The Greek Cypriot-controlled Republic of Cyprus does not recognise the TRNC. It regards anyone who has entered the island via North Cyprus as having used an “illegal port of entry” and reserves the right to prosecute travellers.
In practice Greek Cypriot immigration officers do not take action against citizens of EU countries, as the whole of the island has been deemed to be part of the EU since 2004.
However, some non-EU nationals have been prevented from entering Cyprus via the South if they stated that they intended to stay at hotels in the TRNC which were formerly owned by Greek Cypriots. They also face deportation if they entered via Ercan.
In the event of a no-deal Brexit, the Foreign and Commonwealth Office advice says:
“If there’s no deal, the European Commission has proposed that British citizens would not need a visa for short stays in the EU, including Cyprus”.
“You would be able to stay in Cyprus for up to 90 days in any 180-day period.”
“The Republic of Cyprus does not recognise the self-declared ‘Turkish Republic of Northern Cyprus’ in the north of Cyprus, nor residence permits issued by the administration there. After Brexit, the Republic of Cyprus intends to treat UK visitors, including those travelling to or from the north, as other non-EU nationals for visa purposes, unless they are registered as resident in the Republic.
“The current practice in the Republic is for non-EU nationals who do not require a visa to be admitted for 90 days, and for passports to be stamped accordingly. If that happens, the Republic of Cyprus authorities may count time spent in the north of Cyprus towards the 90 day visa free total. If you overstay, you may potentially face difficulties at the airport on exit or re-entry.
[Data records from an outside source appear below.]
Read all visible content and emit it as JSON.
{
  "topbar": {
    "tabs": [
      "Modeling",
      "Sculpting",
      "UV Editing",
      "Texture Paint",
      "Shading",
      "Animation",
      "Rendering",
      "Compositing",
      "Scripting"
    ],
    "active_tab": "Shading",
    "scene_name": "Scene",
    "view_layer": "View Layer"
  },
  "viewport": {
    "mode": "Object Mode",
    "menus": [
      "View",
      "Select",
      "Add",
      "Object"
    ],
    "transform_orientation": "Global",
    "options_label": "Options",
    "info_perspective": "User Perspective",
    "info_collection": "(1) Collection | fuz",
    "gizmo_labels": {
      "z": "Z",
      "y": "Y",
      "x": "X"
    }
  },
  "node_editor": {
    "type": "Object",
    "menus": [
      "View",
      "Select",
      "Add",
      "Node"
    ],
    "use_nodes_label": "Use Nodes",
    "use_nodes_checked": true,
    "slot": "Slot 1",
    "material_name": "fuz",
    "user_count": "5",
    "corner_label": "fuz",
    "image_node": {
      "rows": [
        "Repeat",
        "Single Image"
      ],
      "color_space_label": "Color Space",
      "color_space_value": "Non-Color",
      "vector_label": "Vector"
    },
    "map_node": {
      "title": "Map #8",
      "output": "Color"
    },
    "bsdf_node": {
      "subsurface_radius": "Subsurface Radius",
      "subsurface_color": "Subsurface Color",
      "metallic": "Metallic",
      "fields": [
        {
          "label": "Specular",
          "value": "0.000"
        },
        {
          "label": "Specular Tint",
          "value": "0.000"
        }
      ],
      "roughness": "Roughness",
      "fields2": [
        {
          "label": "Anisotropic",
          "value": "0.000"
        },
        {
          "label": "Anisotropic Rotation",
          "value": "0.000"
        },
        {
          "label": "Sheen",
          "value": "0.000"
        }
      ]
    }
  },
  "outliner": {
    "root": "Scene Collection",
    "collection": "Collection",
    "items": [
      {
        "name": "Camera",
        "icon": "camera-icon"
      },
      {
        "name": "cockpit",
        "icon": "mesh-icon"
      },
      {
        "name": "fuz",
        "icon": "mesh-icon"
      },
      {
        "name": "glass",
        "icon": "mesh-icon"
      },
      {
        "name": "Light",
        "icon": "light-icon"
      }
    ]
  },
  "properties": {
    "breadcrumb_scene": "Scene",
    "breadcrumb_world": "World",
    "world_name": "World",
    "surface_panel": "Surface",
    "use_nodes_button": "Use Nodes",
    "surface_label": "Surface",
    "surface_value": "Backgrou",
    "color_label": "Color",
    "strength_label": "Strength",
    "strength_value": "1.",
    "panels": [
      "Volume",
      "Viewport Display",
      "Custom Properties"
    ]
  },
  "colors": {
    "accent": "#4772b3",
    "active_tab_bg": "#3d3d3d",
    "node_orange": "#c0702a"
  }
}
“If you’re intending to stay for longer than 90 days, or your stay would take you over the 90 days in the 180-day limit, you may need to get a visa before you travel.”